(Component data from apps and pages)
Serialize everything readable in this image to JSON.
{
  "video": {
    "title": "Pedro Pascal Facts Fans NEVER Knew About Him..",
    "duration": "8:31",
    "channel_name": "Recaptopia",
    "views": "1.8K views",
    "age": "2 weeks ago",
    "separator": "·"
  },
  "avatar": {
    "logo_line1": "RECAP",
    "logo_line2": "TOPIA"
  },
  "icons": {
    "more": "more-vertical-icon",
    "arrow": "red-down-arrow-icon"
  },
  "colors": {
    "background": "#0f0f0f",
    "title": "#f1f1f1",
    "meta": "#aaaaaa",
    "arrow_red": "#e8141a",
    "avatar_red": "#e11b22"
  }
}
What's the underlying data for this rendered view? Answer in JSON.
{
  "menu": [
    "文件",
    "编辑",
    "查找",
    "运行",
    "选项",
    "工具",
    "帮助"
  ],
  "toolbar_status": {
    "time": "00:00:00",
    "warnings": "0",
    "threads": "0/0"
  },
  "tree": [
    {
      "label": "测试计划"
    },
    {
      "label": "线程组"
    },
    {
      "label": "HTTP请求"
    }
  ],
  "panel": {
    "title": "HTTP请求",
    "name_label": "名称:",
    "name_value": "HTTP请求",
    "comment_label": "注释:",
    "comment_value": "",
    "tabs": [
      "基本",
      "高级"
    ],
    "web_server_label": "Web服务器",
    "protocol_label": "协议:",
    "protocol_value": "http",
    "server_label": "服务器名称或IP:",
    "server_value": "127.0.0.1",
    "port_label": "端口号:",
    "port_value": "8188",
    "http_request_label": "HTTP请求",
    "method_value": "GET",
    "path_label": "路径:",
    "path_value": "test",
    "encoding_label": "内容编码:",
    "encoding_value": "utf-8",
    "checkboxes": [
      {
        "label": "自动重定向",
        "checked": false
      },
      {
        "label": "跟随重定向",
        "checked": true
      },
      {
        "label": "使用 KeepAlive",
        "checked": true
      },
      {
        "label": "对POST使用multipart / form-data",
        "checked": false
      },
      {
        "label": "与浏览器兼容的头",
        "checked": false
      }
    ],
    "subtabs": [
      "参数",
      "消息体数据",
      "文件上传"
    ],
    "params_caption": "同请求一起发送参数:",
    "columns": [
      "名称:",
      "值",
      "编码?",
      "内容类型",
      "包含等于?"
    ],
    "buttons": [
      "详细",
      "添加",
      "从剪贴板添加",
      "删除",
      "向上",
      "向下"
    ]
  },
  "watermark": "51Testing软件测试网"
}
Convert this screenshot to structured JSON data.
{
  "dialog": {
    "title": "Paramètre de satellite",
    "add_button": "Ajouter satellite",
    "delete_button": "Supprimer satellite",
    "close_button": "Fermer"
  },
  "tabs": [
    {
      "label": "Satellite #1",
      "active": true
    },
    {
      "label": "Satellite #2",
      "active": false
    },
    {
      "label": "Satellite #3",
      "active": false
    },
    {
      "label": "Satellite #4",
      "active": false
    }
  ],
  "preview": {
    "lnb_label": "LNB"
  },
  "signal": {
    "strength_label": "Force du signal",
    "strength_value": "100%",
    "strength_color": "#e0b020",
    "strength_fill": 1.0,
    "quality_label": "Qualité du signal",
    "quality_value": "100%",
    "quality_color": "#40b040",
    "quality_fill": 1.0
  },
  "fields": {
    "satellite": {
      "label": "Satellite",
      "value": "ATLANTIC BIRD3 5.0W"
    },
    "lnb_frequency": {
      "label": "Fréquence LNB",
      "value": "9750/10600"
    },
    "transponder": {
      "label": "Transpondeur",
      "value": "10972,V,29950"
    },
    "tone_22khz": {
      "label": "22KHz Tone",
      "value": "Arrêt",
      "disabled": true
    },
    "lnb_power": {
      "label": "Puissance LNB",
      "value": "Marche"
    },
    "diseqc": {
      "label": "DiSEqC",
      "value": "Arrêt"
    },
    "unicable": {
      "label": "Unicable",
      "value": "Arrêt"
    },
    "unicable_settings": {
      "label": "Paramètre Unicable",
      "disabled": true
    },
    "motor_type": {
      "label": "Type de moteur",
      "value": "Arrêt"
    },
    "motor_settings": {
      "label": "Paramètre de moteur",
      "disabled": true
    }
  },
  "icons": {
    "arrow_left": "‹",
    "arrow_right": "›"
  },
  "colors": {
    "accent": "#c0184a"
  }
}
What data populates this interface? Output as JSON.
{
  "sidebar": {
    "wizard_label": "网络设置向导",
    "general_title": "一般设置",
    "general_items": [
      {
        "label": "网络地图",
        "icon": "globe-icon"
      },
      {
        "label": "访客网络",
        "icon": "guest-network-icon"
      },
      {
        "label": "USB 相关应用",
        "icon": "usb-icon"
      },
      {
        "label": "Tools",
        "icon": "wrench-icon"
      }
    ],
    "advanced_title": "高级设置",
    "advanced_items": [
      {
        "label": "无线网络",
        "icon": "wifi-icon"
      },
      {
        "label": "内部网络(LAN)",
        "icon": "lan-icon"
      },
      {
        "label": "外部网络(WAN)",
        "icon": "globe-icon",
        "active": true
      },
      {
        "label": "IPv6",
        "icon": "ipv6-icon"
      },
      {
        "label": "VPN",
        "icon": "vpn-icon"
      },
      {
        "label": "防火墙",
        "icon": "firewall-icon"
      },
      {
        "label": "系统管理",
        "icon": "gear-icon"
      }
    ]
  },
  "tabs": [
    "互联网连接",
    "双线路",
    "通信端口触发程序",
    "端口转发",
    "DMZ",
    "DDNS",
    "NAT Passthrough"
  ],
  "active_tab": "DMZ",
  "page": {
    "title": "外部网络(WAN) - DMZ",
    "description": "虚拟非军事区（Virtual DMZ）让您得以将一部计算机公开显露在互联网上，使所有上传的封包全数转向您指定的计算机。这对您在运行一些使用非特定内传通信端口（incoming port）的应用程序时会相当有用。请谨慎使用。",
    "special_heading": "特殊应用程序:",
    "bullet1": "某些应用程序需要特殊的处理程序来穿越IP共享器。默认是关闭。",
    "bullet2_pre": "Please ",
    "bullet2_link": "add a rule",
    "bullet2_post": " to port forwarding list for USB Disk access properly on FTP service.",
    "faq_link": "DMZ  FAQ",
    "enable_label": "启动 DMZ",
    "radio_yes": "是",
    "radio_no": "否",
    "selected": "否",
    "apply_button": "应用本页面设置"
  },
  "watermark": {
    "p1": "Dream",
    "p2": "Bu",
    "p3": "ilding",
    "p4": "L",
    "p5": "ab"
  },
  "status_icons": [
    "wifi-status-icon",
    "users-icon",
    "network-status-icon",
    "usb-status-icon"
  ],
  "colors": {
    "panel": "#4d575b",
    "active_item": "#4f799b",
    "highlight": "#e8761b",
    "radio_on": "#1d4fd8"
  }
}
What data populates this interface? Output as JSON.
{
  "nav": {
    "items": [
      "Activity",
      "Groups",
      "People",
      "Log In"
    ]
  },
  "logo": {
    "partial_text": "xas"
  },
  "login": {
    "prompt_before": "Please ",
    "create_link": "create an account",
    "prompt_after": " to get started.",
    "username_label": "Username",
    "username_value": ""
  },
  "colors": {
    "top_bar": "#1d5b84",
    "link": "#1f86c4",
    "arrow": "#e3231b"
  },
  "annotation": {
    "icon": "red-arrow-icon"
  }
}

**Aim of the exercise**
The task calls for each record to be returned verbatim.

**Response for this exercise**
Serialize everything readable in this image to JSON.
{
  "video": {
    "title": "Pedro Pascal Facts Fans NEVER Knew About Him..",
    "duration": "8:31",
    "channel_name": "Recaptopia",
    "views": "1.8K views",
    "age": "2 weeks ago",
    "separator": "·"
  },
  "avatar": {
    "logo_line1": "RECAP",
    "logo_line2": "TOPIA"
  },
  "icons": {
    "more": "more-vertical-icon",
    "arrow": "red-down-arrow-icon"
  },
  "colors": {
    "background": "#0f0f0f",
    "title": "#f1f1f1",
    "meta": "#aaaaaa",
    "arrow_red": "#e8141a",
    "avatar_red": "#e11b22"
  }
}
What's the underlying data for this rendered view? Answer in JSON.
{
  "menu": [
    "文件",
    "编辑",
    "查找",
    "运行",
    "选项",
    "工具",
    "帮助"
  ],
  "toolbar_status": {
    "time": "00:00:00",
    "warnings": "0",
    "threads": "0/0"
  },
  "tree": [
    {
      "label": "测试计划"
    },
    {
      "label": "线程组"
    },
    {
      "label": "HTTP请求"
    }
  ],
  "panel": {
    "title": "HTTP请求",
    "name_label": "名称:",
    "name_value": "HTTP请求",
    "comment_label": "注释:",
    "comment_value": "",
    "tabs": [
      "基本",
      "高级"
    ],
    "web_server_label": "Web服务器",
    "protocol_label": "协议:",
    "protocol_value": "http",
    "server_label": "服务器名称或IP:",
    "server_value": "127.0.0.1",
    "port_label": "端口号:",
    "port_value": "8188",
    "http_request_label": "HTTP请求",
    "method_value": "GET",
    "path_label": "路径:",
    "path_value": "test",
    "encoding_label": "内容编码:",
    "encoding_value": "utf-8",
    "checkboxes": [
      {
        "label": "自动重定向",
        "checked": false
      },
      {
        "label": "跟随重定向",
        "checked": true
      },
      {
        "label": "使用 KeepAlive",
        "checked": true
      },
      {
        "label": "对POST使用multipart / form-data",
        "checked": false
      },
      {
        "label": "与浏览器兼容的头",
        "checked": false
      }
    ],
    "subtabs": [
      "参数",
      "消息体数据",
      "文件上传"
    ],
    "params_caption": "同请求一起发送参数:",
    "columns": [
      "名称:",
      "值",
      "编码?",
      "内容类型",
      "包含等于?"
    ],
    "buttons": [
      "详细",
      "添加",
      "从剪贴板添加",
      "删除",
      "向上",
      "向下"
    ]
  },
  "watermark": "51Testing软件测试网"
}
Convert this screenshot to structured JSON data.
{
  "dialog": {
    "title": "Paramètre de satellite",
    "add_button": "Ajouter satellite",
    "delete_button": "Supprimer satellite",
    "close_button": "Fermer"
  },
  "tabs": [
    {
      "label": "Satellite #1",
      "active": true
    },
    {
      "label": "Satellite #2",
      "active": false
    },
    {
      "label": "Satellite #3",
      "active": false
    },
    {
      "label": "Satellite #4",
      "active": false
    }
  ],
  "preview": {
    "lnb_label": "LNB"
  },
  "signal": {
    "strength_label": "Force du signal",
    "strength_value": "100%",
    "strength_color": "#e0b020",
    "strength_fill": 1.0,
    "quality_label": "Qualité du signal",
    "quality_value": "100%",
    "quality_color": "#40b040",
    "quality_fill": 1.0
  },
  "fields": {
    "satellite": {
      "label": "Satellite",
      "value": "ATLANTIC BIRD3 5.0W"
    },
    "lnb_frequency": {
      "label": "Fréquence LNB",
      "value": "9750/10600"
    },
    "transponder": {
      "label": "Transpondeur",
      "value": "10972,V,29950"
    },
    "tone_22khz": {
      "label": "22KHz Tone",
      "value": "Arrêt",
      "disabled": true
    },
    "lnb_power": {
      "label": "Puissance LNB",
      "value": "Marche"
    },
    "diseqc": {
      "label": "DiSEqC",
      "value": "Arrêt"
    },
    "unicable": {
      "label": "Unicable",
      "value": "Arrêt"
    },
    "unicable_settings": {
      "label": "Paramètre Unicable",
      "disabled": true
    },
    "motor_type": {
      "label": "Type de moteur",
      "value": "Arrêt"
    },
    "motor_settings": {
      "label": "Paramètre de moteur",
      "disabled": true
    }
  },
  "icons": {
    "arrow_left": "‹",
    "arrow_right": "›"
  },
  "colors": {
    "accent": "#c0184a"
  }
}
What data populates this interface? Output as JSON.
{
  "sidebar": {
    "wizard_label": "网络设置向导",
    "general_title": "一般设置",
    "general_items": [
      {
        "label": "网络地图",
        "icon": "globe-icon"
      },
      {
        "label": "访客网络",
        "icon": "guest-network-icon"
      },
      {
        "label": "USB 相关应用",
        "icon": "usb-icon"
      },
      {
        "label": "Tools",
        "icon": "wrench-icon"
      }
    ],
    "advanced_title": "高级设置",
    "advanced_items": [
      {
        "label": "无线网络",
        "icon": "wifi-icon"
      },
      {
        "label": "内部网络(LAN)",
        "icon": "lan-icon"
      },
      {
        "label": "外部网络(WAN)",
        "icon": "globe-icon",
        "active": true
      },
      {
        "label": "IPv6",
        "icon": "ipv6-icon"
      },
      {
        "label": "VPN",
        "icon": "vpn-icon"
      },
      {
        "label": "防火墙",
        "icon": "firewall-icon"
      },
      {
        "label": "系统管理",
        "icon": "gear-icon"
      }
    ]
  },
  "tabs": [
    "互联网连接",
    "双线路",
    "通信端口触发程序",
    "端口转发",
    "DMZ",
    "DDNS",
    "NAT Passthrough"
  ],
  "active_tab": "DMZ",
  "page": {
    "title": "外部网络(WAN) - DMZ",
    "description": "虚拟非军事区（Virtual DMZ）让您得以将一部计算机公开显露在互联网上，使所有上传的封包全数转向您指定的计算机。这对您在运行一些使用非特定内传通信端口（incoming port）的应用程序时会相当有用。请谨慎使用。",
    "special_heading": "特殊应用程序:",
    "bullet1": "某些应用程序需要特殊的处理程序来穿越IP共享器。默认是关闭。",
    "bullet2_pre": "Please ",
    "bullet2_link": "add a rule",
    "bullet2_post": " to port forwarding list for USB Disk access properly on FTP service.",
    "faq_link": "DMZ  FAQ",
    "enable_label": "启动 DMZ",
    "radio_yes": "是",
    "radio_no": "否",
    "selected": "否",
    "apply_button": "应用本页面设置"
  },
  "watermark": {
    "p1": "Dream",
    "p2": "Bu",
    "p3": "ilding",
    "p4": "L",
    "p5": "ab"
  },
  "status_icons": [
    "wifi-status-icon",
    "users-icon",
    "network-status-icon",
    "usb-status-icon"
  ],
  "colors": {
    "panel": "#4d575b",
    "active_item": "#4f799b",
    "highlight": "#e8761b",
    "radio_on": "#1d4fd8"
  }
}
What data populates this interface? Output as JSON.
{
  "nav": {
    "items": [
      "Activity",
      "Groups",
      "People",
      "Log In"
    ]
  },
  "logo": {
    "partial_text": "xas"
  },
  "login": {
    "prompt_before": "Please ",
    "create_link": "create an account",
    "prompt_after": " to get started.",
    "username_label": "Username",
    "username_value": ""
  },
  "colors": {
    "top_bar": "#1d5b84",
    "link": "#1f86c4",
    "arrow": "#e3231b"
  },
  "annotation": {
    "icon": "red-arrow-icon"
  }
}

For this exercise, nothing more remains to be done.